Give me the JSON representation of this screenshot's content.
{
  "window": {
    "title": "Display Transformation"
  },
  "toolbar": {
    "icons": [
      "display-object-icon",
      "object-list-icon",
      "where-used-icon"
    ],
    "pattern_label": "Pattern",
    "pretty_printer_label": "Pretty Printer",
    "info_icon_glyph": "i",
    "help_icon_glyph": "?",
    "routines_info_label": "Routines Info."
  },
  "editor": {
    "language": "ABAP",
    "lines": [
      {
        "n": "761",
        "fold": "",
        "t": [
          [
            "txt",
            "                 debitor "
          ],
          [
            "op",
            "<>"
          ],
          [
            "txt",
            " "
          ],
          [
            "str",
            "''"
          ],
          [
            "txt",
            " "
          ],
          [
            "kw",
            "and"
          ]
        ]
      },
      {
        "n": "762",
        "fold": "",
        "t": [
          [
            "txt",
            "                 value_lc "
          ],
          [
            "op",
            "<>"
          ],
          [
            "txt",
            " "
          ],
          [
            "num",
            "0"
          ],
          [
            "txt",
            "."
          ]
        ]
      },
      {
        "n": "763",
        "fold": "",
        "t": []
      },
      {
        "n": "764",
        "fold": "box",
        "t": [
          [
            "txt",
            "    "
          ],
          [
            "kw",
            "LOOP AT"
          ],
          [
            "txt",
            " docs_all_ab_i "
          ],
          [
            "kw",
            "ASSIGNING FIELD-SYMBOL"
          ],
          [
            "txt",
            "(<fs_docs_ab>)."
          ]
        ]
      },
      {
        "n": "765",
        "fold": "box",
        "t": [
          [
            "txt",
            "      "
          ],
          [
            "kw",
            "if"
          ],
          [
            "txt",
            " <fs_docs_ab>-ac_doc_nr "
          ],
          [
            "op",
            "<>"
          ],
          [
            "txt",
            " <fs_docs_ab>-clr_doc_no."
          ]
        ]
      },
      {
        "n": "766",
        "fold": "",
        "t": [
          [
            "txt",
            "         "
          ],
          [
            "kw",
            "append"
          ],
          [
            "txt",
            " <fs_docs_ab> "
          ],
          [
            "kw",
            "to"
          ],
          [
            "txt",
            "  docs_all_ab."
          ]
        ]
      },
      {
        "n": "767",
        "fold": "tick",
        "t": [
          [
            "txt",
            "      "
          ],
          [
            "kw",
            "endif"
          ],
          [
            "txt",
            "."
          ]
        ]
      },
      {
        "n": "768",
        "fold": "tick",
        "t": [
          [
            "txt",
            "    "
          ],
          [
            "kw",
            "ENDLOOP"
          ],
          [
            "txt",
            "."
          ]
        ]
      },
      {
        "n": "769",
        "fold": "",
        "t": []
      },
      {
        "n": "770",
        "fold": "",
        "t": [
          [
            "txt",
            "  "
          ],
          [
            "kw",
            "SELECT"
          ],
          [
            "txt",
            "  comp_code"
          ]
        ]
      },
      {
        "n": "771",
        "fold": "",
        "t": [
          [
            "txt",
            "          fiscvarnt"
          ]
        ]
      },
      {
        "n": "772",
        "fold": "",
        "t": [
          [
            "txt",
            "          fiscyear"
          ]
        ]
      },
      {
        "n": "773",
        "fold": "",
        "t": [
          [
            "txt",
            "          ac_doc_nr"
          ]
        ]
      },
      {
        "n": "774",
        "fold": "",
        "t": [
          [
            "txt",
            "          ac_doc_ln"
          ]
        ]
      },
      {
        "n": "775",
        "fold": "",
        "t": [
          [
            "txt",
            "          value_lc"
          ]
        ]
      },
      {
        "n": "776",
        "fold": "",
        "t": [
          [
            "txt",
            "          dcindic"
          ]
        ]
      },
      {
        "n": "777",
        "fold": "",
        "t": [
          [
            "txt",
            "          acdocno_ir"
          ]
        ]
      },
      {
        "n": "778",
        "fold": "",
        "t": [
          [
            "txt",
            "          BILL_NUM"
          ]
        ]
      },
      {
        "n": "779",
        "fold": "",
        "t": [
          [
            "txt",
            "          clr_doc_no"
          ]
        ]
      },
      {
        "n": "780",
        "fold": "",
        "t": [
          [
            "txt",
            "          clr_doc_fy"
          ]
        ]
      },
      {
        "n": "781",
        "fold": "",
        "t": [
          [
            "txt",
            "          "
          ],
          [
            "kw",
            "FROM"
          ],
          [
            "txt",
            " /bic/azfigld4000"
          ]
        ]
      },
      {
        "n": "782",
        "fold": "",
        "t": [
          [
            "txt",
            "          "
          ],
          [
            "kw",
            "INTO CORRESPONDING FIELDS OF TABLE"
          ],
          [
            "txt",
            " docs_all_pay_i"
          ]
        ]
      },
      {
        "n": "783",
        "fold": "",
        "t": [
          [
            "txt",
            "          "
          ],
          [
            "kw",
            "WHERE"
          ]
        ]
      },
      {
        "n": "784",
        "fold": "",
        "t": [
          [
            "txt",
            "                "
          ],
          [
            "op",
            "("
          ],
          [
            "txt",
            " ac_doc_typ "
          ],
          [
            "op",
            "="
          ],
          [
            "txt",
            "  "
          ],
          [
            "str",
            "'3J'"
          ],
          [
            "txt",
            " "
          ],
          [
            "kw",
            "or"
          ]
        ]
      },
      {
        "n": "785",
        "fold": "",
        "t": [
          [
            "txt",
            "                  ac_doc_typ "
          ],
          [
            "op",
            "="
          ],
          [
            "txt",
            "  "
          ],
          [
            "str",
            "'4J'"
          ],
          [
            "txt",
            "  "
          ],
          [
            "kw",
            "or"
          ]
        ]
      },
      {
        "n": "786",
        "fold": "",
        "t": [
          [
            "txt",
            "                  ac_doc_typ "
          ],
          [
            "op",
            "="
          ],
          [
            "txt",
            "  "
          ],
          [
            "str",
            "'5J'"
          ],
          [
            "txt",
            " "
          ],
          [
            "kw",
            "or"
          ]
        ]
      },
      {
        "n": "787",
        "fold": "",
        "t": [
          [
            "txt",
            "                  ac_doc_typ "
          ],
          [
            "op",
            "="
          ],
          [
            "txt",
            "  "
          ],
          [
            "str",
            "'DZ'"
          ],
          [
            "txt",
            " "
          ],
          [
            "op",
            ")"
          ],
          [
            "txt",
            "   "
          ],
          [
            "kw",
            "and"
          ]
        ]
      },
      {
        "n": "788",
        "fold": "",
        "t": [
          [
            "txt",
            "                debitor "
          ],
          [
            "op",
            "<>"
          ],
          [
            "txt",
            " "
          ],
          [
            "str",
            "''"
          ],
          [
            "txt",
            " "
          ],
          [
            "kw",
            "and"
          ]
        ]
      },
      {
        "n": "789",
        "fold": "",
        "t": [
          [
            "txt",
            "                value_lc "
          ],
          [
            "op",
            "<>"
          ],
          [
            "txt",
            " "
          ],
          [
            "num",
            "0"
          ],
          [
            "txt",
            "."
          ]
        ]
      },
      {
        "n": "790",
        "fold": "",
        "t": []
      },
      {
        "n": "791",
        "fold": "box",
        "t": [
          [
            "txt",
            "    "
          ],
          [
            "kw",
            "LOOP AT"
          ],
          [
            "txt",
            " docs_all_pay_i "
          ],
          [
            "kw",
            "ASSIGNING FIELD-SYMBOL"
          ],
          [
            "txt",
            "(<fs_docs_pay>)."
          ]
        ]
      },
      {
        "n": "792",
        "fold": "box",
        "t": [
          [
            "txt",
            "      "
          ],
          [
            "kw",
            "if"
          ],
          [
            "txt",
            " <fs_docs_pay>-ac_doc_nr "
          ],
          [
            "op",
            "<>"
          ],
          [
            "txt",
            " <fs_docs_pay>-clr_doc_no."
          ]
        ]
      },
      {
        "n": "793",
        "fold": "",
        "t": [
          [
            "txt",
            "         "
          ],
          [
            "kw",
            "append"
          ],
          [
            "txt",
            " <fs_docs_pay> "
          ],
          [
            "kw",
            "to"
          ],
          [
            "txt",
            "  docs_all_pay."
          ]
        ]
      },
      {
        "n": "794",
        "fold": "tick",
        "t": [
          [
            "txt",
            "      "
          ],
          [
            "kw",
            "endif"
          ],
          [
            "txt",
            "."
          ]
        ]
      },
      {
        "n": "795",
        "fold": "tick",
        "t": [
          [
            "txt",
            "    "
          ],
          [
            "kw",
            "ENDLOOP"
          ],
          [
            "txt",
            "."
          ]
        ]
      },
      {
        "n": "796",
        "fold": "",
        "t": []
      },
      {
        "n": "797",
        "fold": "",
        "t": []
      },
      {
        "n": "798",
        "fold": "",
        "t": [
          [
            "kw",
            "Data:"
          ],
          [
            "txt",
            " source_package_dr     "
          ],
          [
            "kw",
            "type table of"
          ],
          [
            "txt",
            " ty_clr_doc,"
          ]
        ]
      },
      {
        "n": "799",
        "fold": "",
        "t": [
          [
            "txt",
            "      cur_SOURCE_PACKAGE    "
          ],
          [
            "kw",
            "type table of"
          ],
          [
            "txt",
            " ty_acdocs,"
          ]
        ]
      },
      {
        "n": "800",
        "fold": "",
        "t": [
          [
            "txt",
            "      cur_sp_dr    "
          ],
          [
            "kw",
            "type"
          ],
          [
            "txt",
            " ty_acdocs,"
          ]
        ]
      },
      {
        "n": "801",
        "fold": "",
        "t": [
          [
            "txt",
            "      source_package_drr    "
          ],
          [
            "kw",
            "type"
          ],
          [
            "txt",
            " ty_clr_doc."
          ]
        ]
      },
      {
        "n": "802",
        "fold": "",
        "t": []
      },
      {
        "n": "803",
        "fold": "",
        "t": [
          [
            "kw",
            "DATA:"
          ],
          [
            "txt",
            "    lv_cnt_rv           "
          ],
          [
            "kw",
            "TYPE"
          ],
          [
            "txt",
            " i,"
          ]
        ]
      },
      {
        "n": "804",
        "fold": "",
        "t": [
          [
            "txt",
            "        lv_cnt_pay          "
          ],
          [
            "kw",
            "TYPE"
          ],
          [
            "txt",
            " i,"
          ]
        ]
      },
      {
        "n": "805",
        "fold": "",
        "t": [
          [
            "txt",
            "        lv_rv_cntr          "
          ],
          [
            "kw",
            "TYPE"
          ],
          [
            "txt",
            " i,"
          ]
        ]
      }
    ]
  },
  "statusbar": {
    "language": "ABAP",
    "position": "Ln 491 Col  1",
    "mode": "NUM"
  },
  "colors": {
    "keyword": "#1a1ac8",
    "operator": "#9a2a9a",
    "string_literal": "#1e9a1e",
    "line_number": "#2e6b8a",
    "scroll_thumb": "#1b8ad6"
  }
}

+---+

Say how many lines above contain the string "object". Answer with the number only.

* _Reply to the exercise_
2